·India has been among the ten fastest growing economies of the World since 1980 and projected that in the next decades its growth rate would reach the top three. India’s growth would continue and increase in the coming decade if economic reforms continue and are expanded and large-scale structural changes are undertaken to support growth.
·In this new context, the rise of India and China will have significant economic impact, especially on the US.
·China and India have taken different routes to enter the world economy, and that has resulted in their gaining complementary strengths. In the process, they have become globally competitive.

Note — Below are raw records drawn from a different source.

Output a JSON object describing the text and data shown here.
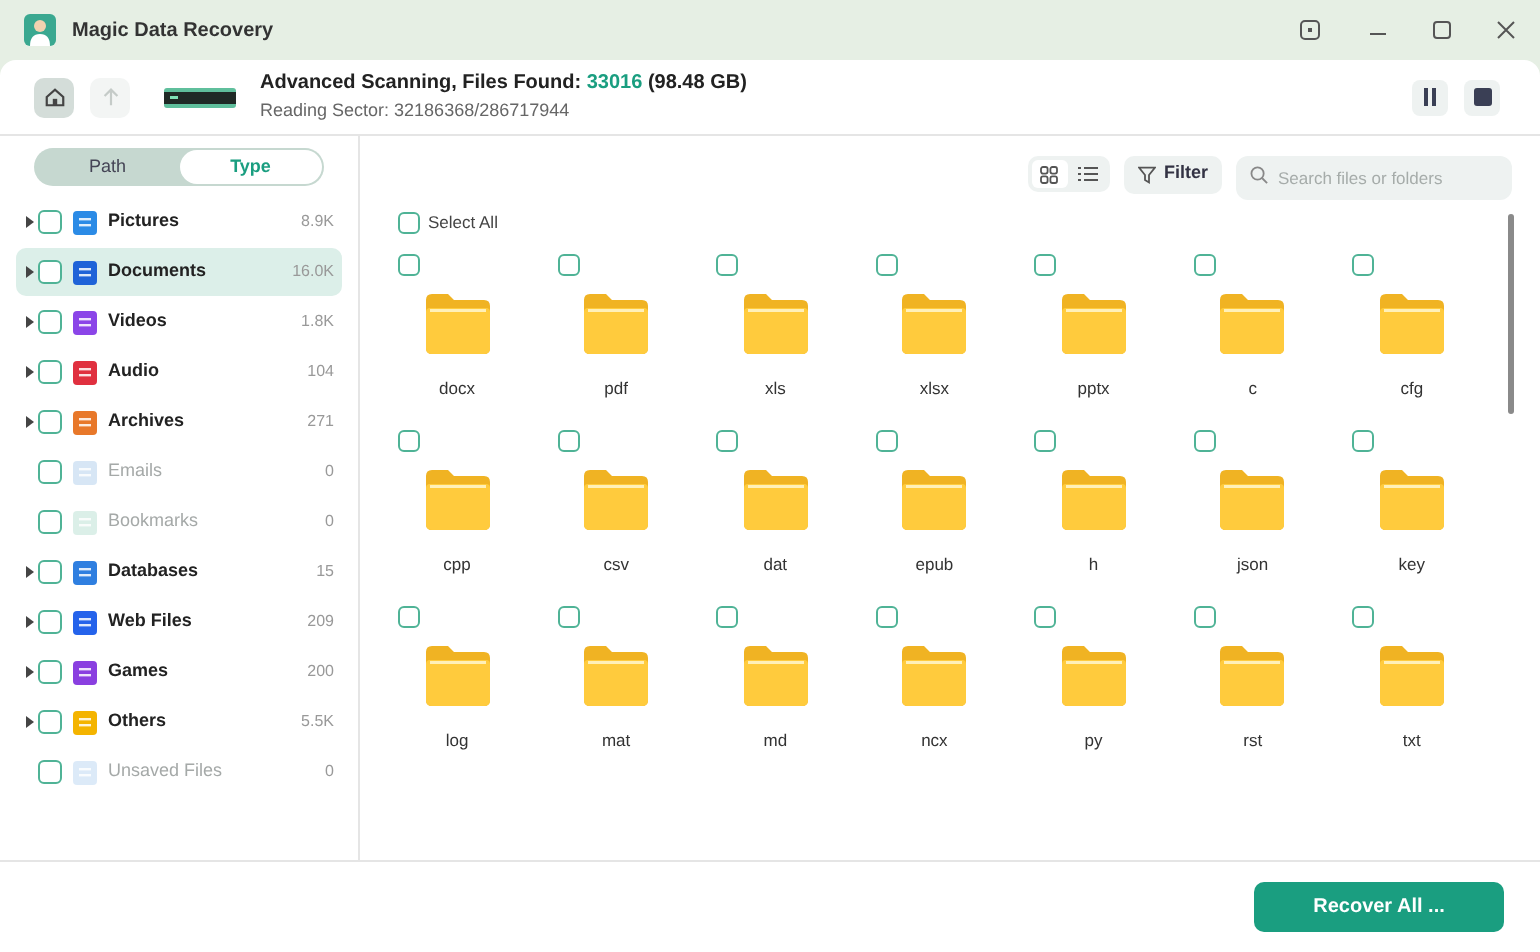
{
  "window": {
    "title": "Magic Data Recovery"
  },
  "header": {
    "status_label": "Advanced Scanning, Files Found:",
    "files_found": "33016",
    "size": "(98.48 GB)",
    "sector": "Reading Sector: 32186368/286717944",
    "home_selected": true,
    "up_disabled": true
  },
  "view_tabs": [
    {
      "label": "Path",
      "selected": false
    },
    {
      "label": "Type",
      "selected": true
    }
  ],
  "categories": [
    {
      "kind": "pictures",
      "label": "Pictures",
      "count": "8.9K",
      "expandable": true,
      "disabled": false,
      "selected": false,
      "checked": false
    },
    {
      "kind": "documents",
      "label": "Documents",
      "count": "16.0K",
      "expandable": true,
      "disabled": false,
      "selected": true,
      "checked": false
    },
    {
      "kind": "videos",
      "label": "Videos",
      "count": "1.8K",
      "expandable": true,
      "disabled": false,
      "selected": false,
      "checked": false
    },
    {
      "kind": "audio",
      "label": "Audio",
      "count": "104",
      "expandable": true,
      "disabled": false,
      "selected": false,
      "checked": false
    },
    {
      "kind": "archives",
      "label": "Archives",
      "count": "271",
      "expandable": true,
      "disabled": false,
      "selected": false,
      "checked": false
    },
    {
      "kind": "emails",
      "label": "Emails",
      "count": "0",
      "expandable": false,
      "disabled": true,
      "selected": false,
      "checked": false
    },
    {
      "kind": "bookmarks",
      "label": "Bookmarks",
      "count": "0",
      "expandable": false,
      "disabled": true,
      "selected": false,
      "checked": false
    },
    {
      "kind": "databases",
      "label": "Databases",
      "count": "15",
      "expandable": true,
      "disabled": false,
      "selected": false,
      "checked": false
    },
    {
      "kind": "web",
      "label": "Web Files",
      "count": "209",
      "expandable": true,
      "disabled": false,
      "selected": false,
      "checked": false
    },
    {
      "kind": "games",
      "label": "Games",
      "count": "200",
      "expandable": true,
      "disabled": false,
      "selected": false,
      "checked": false
    },
    {
      "kind": "others",
      "label": "Others",
      "count": "5.5K",
      "expandable": true,
      "disabled": false,
      "selected": false,
      "checked": false
    },
    {
      "kind": "unsaved",
      "label": "Unsaved Files",
      "count": "0",
      "expandable": false,
      "disabled": true,
      "selected": false,
      "checked": false
    }
  ],
  "toolbar": {
    "views": [
      {
        "kind": "grid",
        "selected": true
      },
      {
        "kind": "list",
        "selected": false
      }
    ],
    "filter": "Filter",
    "search_placeholder": "Search files or folders"
  },
  "select_all": {
    "label": "Select All",
    "checked": false
  },
  "folders": [
    {
      "name": "docx",
      "checked": false
    },
    {
      "name": "pdf",
      "checked": false
    },
    {
      "name": "xls",
      "checked": false
    },
    {
      "name": "xlsx",
      "checked": false
    },
    {
      "name": "pptx",
      "checked": false
    },
    {
      "name": "c",
      "checked": false
    },
    {
      "name": "cfg",
      "checked": false
    },
    {
      "name": "cpp",
      "checked": false
    },
    {
      "name": "csv",
      "checked": false
    },
    {
      "name": "dat",
      "checked": false
    },
    {
      "name": "epub",
      "checked": false
    },
    {
      "name": "h",
      "checked": false
    },
    {
      "name": "json",
      "checked": false
    },
    {
      "name": "key",
      "checked": false
    },
    {
      "name": "log",
      "checked": false
    },
    {
      "name": "mat",
      "checked": false
    },
    {
      "name": "md",
      "checked": false
    },
    {
      "name": "ncx",
      "checked": false
    },
    {
      "name": "py",
      "checked": false
    },
    {
      "name": "rst",
      "checked": false
    },
    {
      "name": "txt",
      "checked": false
    }
  ],
  "recover_button": "Recover All ..."
}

·More interestingly, India’s growth, unlike China’s, which relies extensively on foreign capital and export markets, has derived largely from internal sources. Accordingly, many analysts have concluded that continuing economic reforms will enable the country not only to reach its targeted objective of sustained double-digit growth but also to catch up with China in coming decades.
·These complementarities pose both an opportunity and a threat. It’s easy to spot the advantages of treating China and India synergistically and getting the best of both worlds. Companies can use China to make almost anything cheaply. They can turn to India to design and develop products cost-effectively; they can also hire Indian talent to market and service products.
·India’s constant population growth will support and reinforce its steady but inexorable economic rise. Increments of population and growing economy will also underpin and foster the rise of Brazil, a country which in the future could play a pivotal role in the Latin American region.
·Furthermore, new scenarios could shape the future power distribution and contribute to the rise of new great powers: global warming for example could allow a regional actor such as Russia to exploit its natural resources in the Siberian soil, which could be used to challenge US supremacy.
The rise of China and India represents a geopolitical event of historic proportions. Rarely has the global system witnessed the re-emergence of two major powers simultaneously - states that possess large populations, have ancient histories, and dominate the geographic environs within which they are located. Their return to centre stage after several centuries of imperial domination thus is the reincarnation of an earlier era in Asian geopolitics when China and India were among the most important concentrations of political power in the international system. The recent emergence of China and India is owed in large measure to their productive integration into the liberal economic order, in the post-war period. As a result of that integration, both of these giants have experienced dramatic levels of economic growth in recent decades.
(Sources: e-ir.info / link.springer.com / hbr.org)